▶ **Exercise aim**: Each entry below is to be copied out exactly and in full.

(Dataset rows describing interfaces)

BEGIN

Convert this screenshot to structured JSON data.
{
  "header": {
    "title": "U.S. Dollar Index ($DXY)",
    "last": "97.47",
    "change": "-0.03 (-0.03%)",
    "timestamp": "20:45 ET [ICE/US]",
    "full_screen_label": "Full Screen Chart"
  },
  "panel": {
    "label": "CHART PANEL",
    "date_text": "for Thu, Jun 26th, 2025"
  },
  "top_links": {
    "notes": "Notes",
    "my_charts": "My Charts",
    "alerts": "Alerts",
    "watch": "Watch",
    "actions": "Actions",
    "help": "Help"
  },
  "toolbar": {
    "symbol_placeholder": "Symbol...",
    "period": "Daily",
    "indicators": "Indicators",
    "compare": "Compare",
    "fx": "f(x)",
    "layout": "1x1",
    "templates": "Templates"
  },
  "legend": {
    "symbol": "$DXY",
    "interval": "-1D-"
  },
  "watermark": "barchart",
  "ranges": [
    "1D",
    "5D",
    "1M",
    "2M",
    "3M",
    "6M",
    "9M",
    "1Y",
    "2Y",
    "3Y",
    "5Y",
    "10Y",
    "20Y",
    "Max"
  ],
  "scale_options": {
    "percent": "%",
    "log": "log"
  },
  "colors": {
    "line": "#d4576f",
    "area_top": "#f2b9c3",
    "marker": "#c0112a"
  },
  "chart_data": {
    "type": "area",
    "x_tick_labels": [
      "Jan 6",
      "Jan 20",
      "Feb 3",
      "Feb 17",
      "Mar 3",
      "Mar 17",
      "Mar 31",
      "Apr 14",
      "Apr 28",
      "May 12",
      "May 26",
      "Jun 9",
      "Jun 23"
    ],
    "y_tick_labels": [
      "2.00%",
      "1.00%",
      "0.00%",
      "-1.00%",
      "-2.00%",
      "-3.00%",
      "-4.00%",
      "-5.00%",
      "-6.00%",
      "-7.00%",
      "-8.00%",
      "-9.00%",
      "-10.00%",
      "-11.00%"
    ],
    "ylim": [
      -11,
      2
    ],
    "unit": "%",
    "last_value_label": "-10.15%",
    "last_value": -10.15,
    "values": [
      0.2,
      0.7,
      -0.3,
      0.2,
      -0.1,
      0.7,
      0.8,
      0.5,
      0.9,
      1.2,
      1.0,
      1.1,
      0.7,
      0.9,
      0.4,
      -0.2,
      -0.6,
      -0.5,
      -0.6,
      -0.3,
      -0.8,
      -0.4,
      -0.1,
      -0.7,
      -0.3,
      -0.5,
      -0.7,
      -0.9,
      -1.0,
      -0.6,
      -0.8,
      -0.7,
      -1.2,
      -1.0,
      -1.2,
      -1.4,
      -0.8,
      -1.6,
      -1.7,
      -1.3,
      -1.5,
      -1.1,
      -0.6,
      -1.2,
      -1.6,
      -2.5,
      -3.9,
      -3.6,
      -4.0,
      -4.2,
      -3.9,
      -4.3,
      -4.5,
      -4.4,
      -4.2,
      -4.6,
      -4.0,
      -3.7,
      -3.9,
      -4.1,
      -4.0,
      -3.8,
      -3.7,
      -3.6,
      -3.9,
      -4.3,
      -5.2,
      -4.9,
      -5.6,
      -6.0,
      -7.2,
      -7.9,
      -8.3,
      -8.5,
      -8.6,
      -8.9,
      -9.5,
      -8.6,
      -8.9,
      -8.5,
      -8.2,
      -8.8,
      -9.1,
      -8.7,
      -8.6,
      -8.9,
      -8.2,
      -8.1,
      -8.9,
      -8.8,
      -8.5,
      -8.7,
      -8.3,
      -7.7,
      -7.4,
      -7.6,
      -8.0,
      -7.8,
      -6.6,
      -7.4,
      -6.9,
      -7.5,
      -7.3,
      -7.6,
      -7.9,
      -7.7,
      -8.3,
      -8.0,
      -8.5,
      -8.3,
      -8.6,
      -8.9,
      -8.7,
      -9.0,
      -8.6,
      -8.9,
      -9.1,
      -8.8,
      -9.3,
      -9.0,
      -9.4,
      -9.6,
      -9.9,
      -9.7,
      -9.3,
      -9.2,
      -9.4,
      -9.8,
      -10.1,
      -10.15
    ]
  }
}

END

▶ **Exercise answer**:
Convert this screenshot to structured JSON data.
{
  "header": {
    "title": "U.S. Dollar Index ($DXY)",
    "last": "97.47",
    "change": "-0.03 (-0.03%)",
    "timestamp": "20:45 ET [ICE/US]",
    "full_screen_label": "Full Screen Chart"
  },
  "panel": {
    "label": "CHART PANEL",
    "date_text": "for Thu, Jun 26th, 2025"
  },
  "top_links": {
    "notes": "Notes",
    "my_charts": "My Charts",
    "alerts": "Alerts",
    "watch": "Watch",
    "actions": "Actions",
    "help": "Help"
  },
  "toolbar": {
    "symbol_placeholder": "Symbol...",
    "period": "Daily",
    "indicators": "Indicators",
    "compare": "Compare",
    "fx": "f(x)",
    "layout": "1x1",
    "templates": "Templates"
  },
  "legend": {
    "symbol": "$DXY",
    "interval": "-1D-"
  },
  "watermark": "barchart",
  "ranges": [
    "1D",
    "5D",
    "1M",
    "2M",
    "3M",
    "6M",
    "9M",
    "1Y",
    "2Y",
    "3Y",
    "5Y",
    "10Y",
    "20Y",
    "Max"
  ],
  "scale_options": {
    "percent": "%",
    "log": "log"
  },
  "colors": {
    "line": "#d4576f",
    "area_top": "#f2b9c3",
    "marker": "#c0112a"
  },
  "chart_data": {
    "type": "area",
    "x_tick_labels": [
      "Jan 6",
      "Jan 20",
      "Feb 3",
      "Feb 17",
      "Mar 3",
      "Mar 17",
      "Mar 31",
      "Apr 14",
      "Apr 28",
      "May 12",
      "May 26",
      "Jun 9",
      "Jun 23"
    ],
    "y_tick_labels": [
      "2.00%",
      "1.00%",
      "0.00%",
      "-1.00%",
      "-2.00%",
      "-3.00%",
      "-4.00%",
      "-5.00%",
      "-6.00%",
      "-7.00%",
      "-8.00%",
      "-9.00%",
      "-10.00%",
      "-11.00%"
    ],
    "ylim": [
      -11,
      2
    ],
    "unit": "%",
    "last_value_label": "-10.15%",
    "last_value": -10.15,
    "values": [
      0.2,
      0.7,
      -0.3,
      0.2,
      -0.1,
      0.7,
      0.8,
      0.5,
      0.9,
      1.2,
      1.0,
      1.1,
      0.7,
      0.9,
      0.4,
      -0.2,
      -0.6,
      -0.5,
      -0.6,
      -0.3,
      -0.8,
      -0.4,
      -0.1,
      -0.7,
      -0.3,
      -0.5,
      -0.7,
      -0.9,
      -1.0,
      -0.6,
      -0.8,
      -0.7,
      -1.2,
      -1.0,
      -1.2,
      -1.4,
      -0.8,
      -1.6,
      -1.7,
      -1.3,
      -1.5,
      -1.1,
      -0.6,
      -1.2,
      -1.6,
      -2.5,
      -3.9,
      -3.6,
      -4.0,
      -4.2,
      -3.9,
      -4.3,
      -4.5,
      -4.4,
      -4.2,
      -4.6,
      -4.0,
      -3.7,
      -3.9,
      -4.1,
      -4.0,
      -3.8,
      -3.7,
      -3.6,
      -3.9,
      -4.3,
      -5.2,
      -4.9,
      -5.6,
      -6.0,
      -7.2,
      -7.9,
      -8.3,
      -8.5,
      -8.6,
      -8.9,
      -9.5,
      -8.6,
      -8.9,
      -8.5,
      -8.2,
      -8.8,
      -9.1,
      -8.7,
      -8.6,
      -8.9,
      -8.2,
      -8.1,
      -8.9,
      -8.8,
      -8.5,
      -8.7,
      -8.3,
      -7.7,
      -7.4,
      -7.6,
      -8.0,
      -7.8,
      -6.6,
      -7.4,
      -6.9,
      -7.5,
      -7.3,
      -7.6,
      -7.9,
      -7.7,
      -8.3,
      -8.0,
      -8.5,
      -8.3,
      -8.6,
      -8.9,
      -8.7,
      -9.0,
      -8.6,
      -8.9,
      -9.1,
      -8.8,
      -9.3,
      -9.0,
      -9.4,
      -9.6,
      -9.9,
      -9.7,
      -9.3,
      -9.2,
      -9.4,
      -9.8,
      -10.1,
      -10.15
    ]
  }
}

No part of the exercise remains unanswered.